**Required action:** Print the data that follows without changing a single word.

[Available data]

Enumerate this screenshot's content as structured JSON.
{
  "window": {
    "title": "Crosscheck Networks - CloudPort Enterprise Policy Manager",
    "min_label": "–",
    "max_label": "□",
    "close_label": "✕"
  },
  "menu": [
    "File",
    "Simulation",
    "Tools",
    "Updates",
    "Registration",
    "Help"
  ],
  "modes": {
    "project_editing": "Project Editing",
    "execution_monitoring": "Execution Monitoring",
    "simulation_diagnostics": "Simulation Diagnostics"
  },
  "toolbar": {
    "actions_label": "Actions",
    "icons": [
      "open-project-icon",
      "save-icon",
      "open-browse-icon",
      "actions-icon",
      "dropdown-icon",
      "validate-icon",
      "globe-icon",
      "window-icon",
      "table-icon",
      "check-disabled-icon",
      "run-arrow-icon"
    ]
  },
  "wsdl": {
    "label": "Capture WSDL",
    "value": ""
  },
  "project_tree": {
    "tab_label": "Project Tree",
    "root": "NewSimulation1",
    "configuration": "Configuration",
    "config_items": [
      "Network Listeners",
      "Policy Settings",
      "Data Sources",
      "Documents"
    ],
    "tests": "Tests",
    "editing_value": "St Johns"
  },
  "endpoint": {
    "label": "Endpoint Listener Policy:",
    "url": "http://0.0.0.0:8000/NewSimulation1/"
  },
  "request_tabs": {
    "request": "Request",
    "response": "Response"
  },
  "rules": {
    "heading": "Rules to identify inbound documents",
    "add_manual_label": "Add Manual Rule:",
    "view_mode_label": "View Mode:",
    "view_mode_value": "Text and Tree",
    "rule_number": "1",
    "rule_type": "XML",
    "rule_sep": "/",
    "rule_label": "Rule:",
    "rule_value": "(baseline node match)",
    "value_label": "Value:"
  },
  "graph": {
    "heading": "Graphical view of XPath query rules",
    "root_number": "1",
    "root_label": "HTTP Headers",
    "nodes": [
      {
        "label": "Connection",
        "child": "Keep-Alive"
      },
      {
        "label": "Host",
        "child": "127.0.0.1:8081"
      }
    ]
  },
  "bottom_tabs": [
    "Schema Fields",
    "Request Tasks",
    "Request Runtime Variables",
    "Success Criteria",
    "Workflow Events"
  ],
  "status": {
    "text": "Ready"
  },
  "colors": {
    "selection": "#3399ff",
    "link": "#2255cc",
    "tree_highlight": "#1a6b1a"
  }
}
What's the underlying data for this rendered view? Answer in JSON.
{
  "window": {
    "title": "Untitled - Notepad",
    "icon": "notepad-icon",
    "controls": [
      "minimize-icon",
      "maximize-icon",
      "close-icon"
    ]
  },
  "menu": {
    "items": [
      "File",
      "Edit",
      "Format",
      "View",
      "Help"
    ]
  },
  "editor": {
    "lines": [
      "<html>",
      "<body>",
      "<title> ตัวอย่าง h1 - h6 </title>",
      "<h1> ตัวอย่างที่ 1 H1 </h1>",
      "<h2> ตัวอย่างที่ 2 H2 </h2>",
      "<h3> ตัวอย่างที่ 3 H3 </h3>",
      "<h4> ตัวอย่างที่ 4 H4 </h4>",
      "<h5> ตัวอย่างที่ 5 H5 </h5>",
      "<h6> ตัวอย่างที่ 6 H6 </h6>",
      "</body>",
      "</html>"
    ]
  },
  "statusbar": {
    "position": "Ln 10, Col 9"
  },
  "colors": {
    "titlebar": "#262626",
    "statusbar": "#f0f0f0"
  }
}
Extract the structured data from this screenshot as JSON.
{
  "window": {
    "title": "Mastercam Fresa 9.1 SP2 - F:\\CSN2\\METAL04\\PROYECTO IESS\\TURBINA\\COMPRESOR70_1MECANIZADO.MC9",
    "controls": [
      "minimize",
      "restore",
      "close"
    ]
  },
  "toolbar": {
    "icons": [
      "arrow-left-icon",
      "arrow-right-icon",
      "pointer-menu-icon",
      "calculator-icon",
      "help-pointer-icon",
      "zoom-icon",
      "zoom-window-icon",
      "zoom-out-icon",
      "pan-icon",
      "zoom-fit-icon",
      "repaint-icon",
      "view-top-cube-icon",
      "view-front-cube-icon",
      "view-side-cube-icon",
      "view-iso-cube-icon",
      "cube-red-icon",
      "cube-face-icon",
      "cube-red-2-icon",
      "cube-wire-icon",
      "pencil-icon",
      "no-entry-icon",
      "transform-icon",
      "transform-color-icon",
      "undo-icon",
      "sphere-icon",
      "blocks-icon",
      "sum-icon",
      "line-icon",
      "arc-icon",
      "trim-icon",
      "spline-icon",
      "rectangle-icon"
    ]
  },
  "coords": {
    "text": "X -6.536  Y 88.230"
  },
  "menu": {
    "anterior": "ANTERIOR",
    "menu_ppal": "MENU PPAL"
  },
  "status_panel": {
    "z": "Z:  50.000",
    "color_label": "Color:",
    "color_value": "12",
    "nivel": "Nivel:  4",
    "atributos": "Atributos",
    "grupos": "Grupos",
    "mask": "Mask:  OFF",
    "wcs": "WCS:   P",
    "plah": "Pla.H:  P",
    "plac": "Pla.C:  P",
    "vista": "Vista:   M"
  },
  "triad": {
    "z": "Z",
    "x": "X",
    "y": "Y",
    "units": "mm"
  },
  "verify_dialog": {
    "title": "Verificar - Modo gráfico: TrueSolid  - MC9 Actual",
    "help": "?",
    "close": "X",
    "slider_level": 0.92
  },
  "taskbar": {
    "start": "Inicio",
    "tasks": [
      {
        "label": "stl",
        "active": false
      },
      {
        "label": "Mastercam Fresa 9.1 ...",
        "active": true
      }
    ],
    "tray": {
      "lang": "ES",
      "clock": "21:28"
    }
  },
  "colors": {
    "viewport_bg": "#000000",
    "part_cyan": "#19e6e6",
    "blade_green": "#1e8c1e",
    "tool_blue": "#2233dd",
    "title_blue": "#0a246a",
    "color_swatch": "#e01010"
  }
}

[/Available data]

**Final answer:**
Enumerate this screenshot's content as structured JSON.
{
  "window": {
    "title": "Crosscheck Networks - CloudPort Enterprise Policy Manager",
    "min_label": "–",
    "max_label": "□",
    "close_label": "✕"
  },
  "menu": [
    "File",
    "Simulation",
    "Tools",
    "Updates",
    "Registration",
    "Help"
  ],
  "modes": {
    "project_editing": "Project Editing",
    "execution_monitoring": "Execution Monitoring",
    "simulation_diagnostics": "Simulation Diagnostics"
  },
  "toolbar": {
    "actions_label": "Actions",
    "icons": [
      "open-project-icon",
      "save-icon",
      "open-browse-icon",
      "actions-icon",
      "dropdown-icon",
      "validate-icon",
      "globe-icon",
      "window-icon",
      "table-icon",
      "check-disabled-icon",
      "run-arrow-icon"
    ]
  },
  "wsdl": {
    "label": "Capture WSDL",
    "value": ""
  },
  "project_tree": {
    "tab_label": "Project Tree",
    "root": "NewSimulation1",
    "configuration": "Configuration",
    "config_items": [
      "Network Listeners",
      "Policy Settings",
      "Data Sources",
      "Documents"
    ],
    "tests": "Tests",
    "editing_value": "St Johns"
  },
  "endpoint": {
    "label": "Endpoint Listener Policy:",
    "url": "http://0.0.0.0:8000/NewSimulation1/"
  },
  "request_tabs": {
    "request": "Request",
    "response": "Response"
  },
  "rules": {
    "heading": "Rules to identify inbound documents",
    "add_manual_label": "Add Manual Rule:",
    "view_mode_label": "View Mode:",
    "view_mode_value": "Text and Tree",
    "rule_number": "1",
    "rule_type": "XML",
    "rule_sep": "/",
    "rule_label": "Rule:",
    "rule_value": "(baseline node match)",
    "value_label": "Value:"
  },
  "graph": {
    "heading": "Graphical view of XPath query rules",
    "root_number": "1",
    "root_label": "HTTP Headers",
    "nodes": [
      {
        "label": "Connection",
        "child": "Keep-Alive"
      },
      {
        "label": "Host",
        "child": "127.0.0.1:8081"
      }
    ]
  },
  "bottom_tabs": [
    "Schema Fields",
    "Request Tasks",
    "Request Runtime Variables",
    "Success Criteria",
    "Workflow Events"
  ],
  "status": {
    "text": "Ready"
  },
  "colors": {
    "selection": "#3399ff",
    "link": "#2255cc",
    "tree_highlight": "#1a6b1a"
  }
}
What's the underlying data for this rendered view? Answer in JSON.
{
  "window": {
    "title": "Untitled - Notepad",
    "icon": "notepad-icon",
    "controls": [
      "minimize-icon",
      "maximize-icon",
      "close-icon"
    ]
  },
  "menu": {
    "items": [
      "File",
      "Edit",
      "Format",
      "View",
      "Help"
    ]
  },
  "editor": {
    "lines": [
      "<html>",
      "<body>",
      "<title> ตัวอย่าง h1 - h6 </title>",
      "<h1> ตัวอย่างที่ 1 H1 </h1>",
      "<h2> ตัวอย่างที่ 2 H2 </h2>",
      "<h3> ตัวอย่างที่ 3 H3 </h3>",
      "<h4> ตัวอย่างที่ 4 H4 </h4>",
      "<h5> ตัวอย่างที่ 5 H5 </h5>",
      "<h6> ตัวอย่างที่ 6 H6 </h6>",
      "</body>",
      "</html>"
    ]
  },
  "statusbar": {
    "position": "Ln 10, Col 9"
  },
  "colors": {
    "titlebar": "#262626",
    "statusbar": "#f0f0f0"
  }
}
Extract the structured data from this screenshot as JSON.
{
  "window": {
    "title": "Mastercam Fresa 9.1 SP2 - F:\\CSN2\\METAL04\\PROYECTO IESS\\TURBINA\\COMPRESOR70_1MECANIZADO.MC9",
    "controls": [
      "minimize",
      "restore",
      "close"
    ]
  },
  "toolbar": {
    "icons": [
      "arrow-left-icon",
      "arrow-right-icon",
      "pointer-menu-icon",
      "calculator-icon",
      "help-pointer-icon",
      "zoom-icon",
      "zoom-window-icon",
      "zoom-out-icon",
      "pan-icon",
      "zoom-fit-icon",
      "repaint-icon",
      "view-top-cube-icon",
      "view-front-cube-icon",
      "view-side-cube-icon",
      "view-iso-cube-icon",
      "cube-red-icon",
      "cube-face-icon",
      "cube-red-2-icon",
      "cube-wire-icon",
      "pencil-icon",
      "no-entry-icon",
      "transform-icon",
      "transform-color-icon",
      "undo-icon",
      "sphere-icon",
      "blocks-icon",
      "sum-icon",
      "line-icon",
      "arc-icon",
      "trim-icon",
      "spline-icon",
      "rectangle-icon"
    ]
  },
  "coords": {
    "text": "X -6.536  Y 88.230"
  },
  "menu": {
    "anterior": "ANTERIOR",
    "menu_ppal": "MENU PPAL"
  },
  "status_panel": {
    "z": "Z:  50.000",
    "color_label": "Color:",
    "color_value": "12",
    "nivel": "Nivel:  4",
    "atributos": "Atributos",
    "grupos": "Grupos",
    "mask": "Mask:  OFF",
    "wcs": "WCS:   P",
    "plah": "Pla.H:  P",
    "plac": "Pla.C:  P",
    "vista": "Vista:   M"
  },
  "triad": {
    "z": "Z",
    "x": "X",
    "y": "Y",
    "units": "mm"
  },
  "verify_dialog": {
    "title": "Verificar - Modo gráfico: TrueSolid  - MC9 Actual",
    "help": "?",
    "close": "X",
    "slider_level": 0.92
  },
  "taskbar": {
    "start": "Inicio",
    "tasks": [
      {
        "label": "stl",
        "active": false
      },
      {
        "label": "Mastercam Fresa 9.1 ...",
        "active": true
      }
    ],
    "tray": {
      "lang": "ES",
      "clock": "21:28"
    }
  },
  "colors": {
    "viewport_bg": "#000000",
    "part_cyan": "#19e6e6",
    "blade_green": "#1e8c1e",
    "tool_blue": "#2233dd",
    "title_blue": "#0a246a",
    "color_swatch": "#e01010"
  }
}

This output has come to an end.